in the Hill Country of Texas during the 1920s, the Age of Radio, the Age of the Movies. But there were few movies, and almost no radios—and no paved roads and no electricity and so little money that the economy was basically an agricultural barter economy—in the Hill Country during the 1920s, or, indeed, during the 1930s. And the story of Lyndon Johnson is, in microcosm, the story of how, at last, government, deaf for generations, finally, during the New Deal, during the Age of Roosevelt, answered the pleas of impoverished farmers for help in fighting forces too big for them to fight alone. The story of Lyndon Johnson is the story of the great dams that tamed the rivers of the West, and turned their waters into electric power—for it was because of Lyndon Johnson that great dams were built in the Hill Country.

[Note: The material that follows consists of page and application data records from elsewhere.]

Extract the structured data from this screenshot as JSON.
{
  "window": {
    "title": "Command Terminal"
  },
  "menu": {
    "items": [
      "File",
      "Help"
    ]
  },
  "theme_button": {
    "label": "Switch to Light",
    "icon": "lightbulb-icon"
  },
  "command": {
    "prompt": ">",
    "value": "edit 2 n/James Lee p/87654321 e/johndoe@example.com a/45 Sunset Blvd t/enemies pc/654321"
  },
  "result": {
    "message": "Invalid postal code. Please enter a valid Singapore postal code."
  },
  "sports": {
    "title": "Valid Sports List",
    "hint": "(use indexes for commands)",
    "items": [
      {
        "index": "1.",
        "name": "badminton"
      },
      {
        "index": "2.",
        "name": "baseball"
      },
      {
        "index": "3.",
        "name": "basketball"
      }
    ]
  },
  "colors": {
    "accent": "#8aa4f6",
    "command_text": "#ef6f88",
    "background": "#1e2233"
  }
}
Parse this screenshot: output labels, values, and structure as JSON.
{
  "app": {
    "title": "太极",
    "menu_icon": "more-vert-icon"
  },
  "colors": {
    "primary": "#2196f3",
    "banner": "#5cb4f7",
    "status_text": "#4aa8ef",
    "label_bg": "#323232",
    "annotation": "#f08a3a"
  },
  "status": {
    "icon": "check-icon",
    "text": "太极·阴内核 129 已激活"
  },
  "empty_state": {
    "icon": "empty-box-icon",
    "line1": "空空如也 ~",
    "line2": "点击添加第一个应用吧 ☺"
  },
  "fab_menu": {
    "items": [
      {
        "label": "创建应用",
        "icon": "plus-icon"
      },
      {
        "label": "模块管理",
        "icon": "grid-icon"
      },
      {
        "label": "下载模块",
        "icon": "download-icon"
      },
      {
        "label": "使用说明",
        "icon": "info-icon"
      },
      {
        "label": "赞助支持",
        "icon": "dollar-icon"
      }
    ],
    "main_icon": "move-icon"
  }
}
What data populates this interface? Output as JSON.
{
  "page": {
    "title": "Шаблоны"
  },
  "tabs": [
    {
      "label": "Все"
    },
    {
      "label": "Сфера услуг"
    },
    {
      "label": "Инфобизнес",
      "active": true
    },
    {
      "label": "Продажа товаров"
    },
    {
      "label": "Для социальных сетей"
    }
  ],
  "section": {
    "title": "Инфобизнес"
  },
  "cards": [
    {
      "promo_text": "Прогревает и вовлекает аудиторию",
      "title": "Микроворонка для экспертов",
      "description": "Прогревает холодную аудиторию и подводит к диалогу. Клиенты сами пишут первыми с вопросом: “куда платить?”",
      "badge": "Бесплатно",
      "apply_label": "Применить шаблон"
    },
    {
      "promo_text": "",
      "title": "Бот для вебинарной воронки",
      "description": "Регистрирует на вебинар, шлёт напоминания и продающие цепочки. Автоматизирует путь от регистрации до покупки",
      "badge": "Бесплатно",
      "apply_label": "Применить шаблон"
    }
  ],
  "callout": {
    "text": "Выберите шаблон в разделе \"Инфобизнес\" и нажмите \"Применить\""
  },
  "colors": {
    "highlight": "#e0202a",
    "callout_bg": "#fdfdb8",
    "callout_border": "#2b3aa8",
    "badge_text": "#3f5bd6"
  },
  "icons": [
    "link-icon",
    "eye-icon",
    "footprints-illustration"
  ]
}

And the story of Lyndon Johnson is the story of the electric wires, gleaming silver across dun-brown plains and hills, which linked the life of the West, as railroads had linked its commerce, to the rest of America—for it was Lyndon Johnson who brought those wires to the Hill Country. When, in 1937, at the age of twenty-eight, Johnson became their Congressman, Hill Country farmers were still plowing their fields with mules because they could not afford tractors. Because they had no electricity, they were still doing every chore by hand, while trying to scratch a living from soil from which the fertility had been drained decades before. They were still watching their wives made stooped and old before their time by a life of terrible drudgery, a life that seemed, as one Hill Country woman put it, “out of the Middle Ages.” Four years later, the people of the Hill Country were living in the twentieth century. Lyndon Johnson had brought them there.